Minister for Justice Charlie Flanagan has outlined plans for asylum seekers to be allowed to work if they meet certain criteria. The government has decided to opt into the EU (recast) Reception Conditions Directive (2013/33/EU meaning asylum seekers will be allowed to work no later than nine months after their application for asylum is lodged if they have not received a decision on their case. It follows recommendations from an inter-departmental taskforce set up to examine the issue after a Supreme Court judgment in May. The Supreme Court ruling found that the ban on asylum seekers looking for work was, "in principle", unconstitutional. More from RTE:
The Directive can be accessed here: http://eur-lex.europa.eu/legal-content/EN/TXT/?uri=celex%3A32013L0033

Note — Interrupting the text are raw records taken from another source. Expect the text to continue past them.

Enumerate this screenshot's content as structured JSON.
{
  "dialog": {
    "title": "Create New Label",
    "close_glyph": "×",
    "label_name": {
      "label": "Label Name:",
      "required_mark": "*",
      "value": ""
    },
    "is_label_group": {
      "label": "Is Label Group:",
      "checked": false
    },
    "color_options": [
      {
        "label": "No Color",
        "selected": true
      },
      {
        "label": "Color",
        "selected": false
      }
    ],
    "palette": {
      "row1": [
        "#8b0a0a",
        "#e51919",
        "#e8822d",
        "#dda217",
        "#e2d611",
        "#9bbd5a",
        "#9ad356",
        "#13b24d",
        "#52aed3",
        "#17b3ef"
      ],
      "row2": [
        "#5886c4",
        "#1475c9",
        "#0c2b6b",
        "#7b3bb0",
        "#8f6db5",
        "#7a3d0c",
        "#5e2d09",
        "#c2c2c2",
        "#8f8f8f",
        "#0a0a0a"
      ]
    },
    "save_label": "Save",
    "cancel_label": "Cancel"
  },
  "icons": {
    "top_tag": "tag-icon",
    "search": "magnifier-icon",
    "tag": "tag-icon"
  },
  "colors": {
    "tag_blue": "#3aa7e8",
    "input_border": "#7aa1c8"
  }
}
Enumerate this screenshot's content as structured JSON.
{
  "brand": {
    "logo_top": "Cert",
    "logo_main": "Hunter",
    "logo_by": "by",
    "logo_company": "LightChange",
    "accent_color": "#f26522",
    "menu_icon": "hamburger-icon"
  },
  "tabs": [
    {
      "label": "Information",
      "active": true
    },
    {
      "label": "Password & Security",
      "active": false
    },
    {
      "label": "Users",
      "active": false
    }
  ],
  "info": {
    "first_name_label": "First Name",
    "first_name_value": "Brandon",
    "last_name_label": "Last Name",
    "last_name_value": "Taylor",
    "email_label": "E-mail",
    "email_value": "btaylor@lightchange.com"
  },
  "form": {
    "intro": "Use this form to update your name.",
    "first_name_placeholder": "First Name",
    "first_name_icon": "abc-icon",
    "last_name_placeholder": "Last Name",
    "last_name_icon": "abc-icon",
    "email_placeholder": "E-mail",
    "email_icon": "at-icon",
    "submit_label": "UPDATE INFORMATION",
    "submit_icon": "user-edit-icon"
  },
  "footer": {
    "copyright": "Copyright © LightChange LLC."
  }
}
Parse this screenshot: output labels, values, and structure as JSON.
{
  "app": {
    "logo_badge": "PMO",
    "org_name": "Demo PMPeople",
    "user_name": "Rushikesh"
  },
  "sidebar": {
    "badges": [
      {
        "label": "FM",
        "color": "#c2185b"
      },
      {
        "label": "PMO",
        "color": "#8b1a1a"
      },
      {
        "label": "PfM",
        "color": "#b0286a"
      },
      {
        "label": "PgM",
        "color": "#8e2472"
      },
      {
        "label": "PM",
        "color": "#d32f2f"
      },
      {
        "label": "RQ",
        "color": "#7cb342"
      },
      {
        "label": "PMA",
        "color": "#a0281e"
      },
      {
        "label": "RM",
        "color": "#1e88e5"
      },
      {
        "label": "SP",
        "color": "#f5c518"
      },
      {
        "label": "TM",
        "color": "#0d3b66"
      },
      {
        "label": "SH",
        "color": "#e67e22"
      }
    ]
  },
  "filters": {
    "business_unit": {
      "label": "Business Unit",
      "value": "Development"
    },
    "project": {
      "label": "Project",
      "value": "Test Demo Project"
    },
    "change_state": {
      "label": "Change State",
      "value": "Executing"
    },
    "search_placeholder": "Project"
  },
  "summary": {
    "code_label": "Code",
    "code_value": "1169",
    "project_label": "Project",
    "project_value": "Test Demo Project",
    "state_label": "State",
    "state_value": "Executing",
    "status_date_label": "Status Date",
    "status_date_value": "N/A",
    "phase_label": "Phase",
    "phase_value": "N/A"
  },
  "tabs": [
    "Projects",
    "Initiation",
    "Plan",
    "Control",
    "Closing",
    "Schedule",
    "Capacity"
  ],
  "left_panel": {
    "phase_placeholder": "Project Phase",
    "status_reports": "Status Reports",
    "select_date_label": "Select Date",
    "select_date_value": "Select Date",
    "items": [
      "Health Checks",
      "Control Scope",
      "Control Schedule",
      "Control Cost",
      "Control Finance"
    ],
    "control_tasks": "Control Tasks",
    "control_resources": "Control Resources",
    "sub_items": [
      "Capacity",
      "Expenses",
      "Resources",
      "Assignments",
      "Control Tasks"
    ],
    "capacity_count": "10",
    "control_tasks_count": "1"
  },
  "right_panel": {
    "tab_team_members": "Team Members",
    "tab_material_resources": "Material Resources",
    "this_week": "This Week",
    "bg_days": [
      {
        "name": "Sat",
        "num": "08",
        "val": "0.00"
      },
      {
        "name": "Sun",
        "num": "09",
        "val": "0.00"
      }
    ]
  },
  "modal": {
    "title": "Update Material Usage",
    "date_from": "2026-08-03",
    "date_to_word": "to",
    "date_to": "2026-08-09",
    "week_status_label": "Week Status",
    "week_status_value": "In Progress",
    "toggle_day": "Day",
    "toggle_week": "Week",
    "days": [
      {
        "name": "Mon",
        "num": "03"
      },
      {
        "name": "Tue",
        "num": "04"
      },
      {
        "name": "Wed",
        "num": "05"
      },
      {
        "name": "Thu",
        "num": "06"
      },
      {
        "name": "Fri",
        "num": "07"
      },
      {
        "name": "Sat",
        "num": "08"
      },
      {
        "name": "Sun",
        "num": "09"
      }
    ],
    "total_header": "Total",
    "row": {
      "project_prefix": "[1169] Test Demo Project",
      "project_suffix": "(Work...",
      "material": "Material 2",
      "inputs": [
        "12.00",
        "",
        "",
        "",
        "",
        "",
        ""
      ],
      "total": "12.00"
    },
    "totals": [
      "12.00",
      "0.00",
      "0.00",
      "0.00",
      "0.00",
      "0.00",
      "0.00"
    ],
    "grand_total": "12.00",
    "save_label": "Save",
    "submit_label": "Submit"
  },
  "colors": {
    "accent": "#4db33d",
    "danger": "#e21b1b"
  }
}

This week's thought-provoking video is about the inevitable death of planet earth but in a fun way. The biggest obstacle to dealing with climate disruptions lies between your ears, says psychologist and economist Per Espen Stokes. He's spent years studying the defences we use to avoid thinking about the demise of our planet -- and figuring out a new way of talking about global warming that keeps us from shutting down. Step away from the doomsday narratives and learn how to make caring for the earth feel personable, do-able and empowering with this fun, informative talk. (15:00)
Enjoy the weekend.
DISCLAIMER: The information in this email is provided as part of Legal-Island's employment law up-date service. We regret we are not able to respond to requests for specific legal or HR queries and recommend that professional advice is obtained before relying on information supplied anywhere within this e-mail.This article is correct at 24/11/2017
The information in this article is provided as part of Legal-Island's Employment Law Hub. We regret we are not able to respond to requests for specific legal or HR queries and recommend that professional advice is obtained before relying on information supplied anywhere within this article.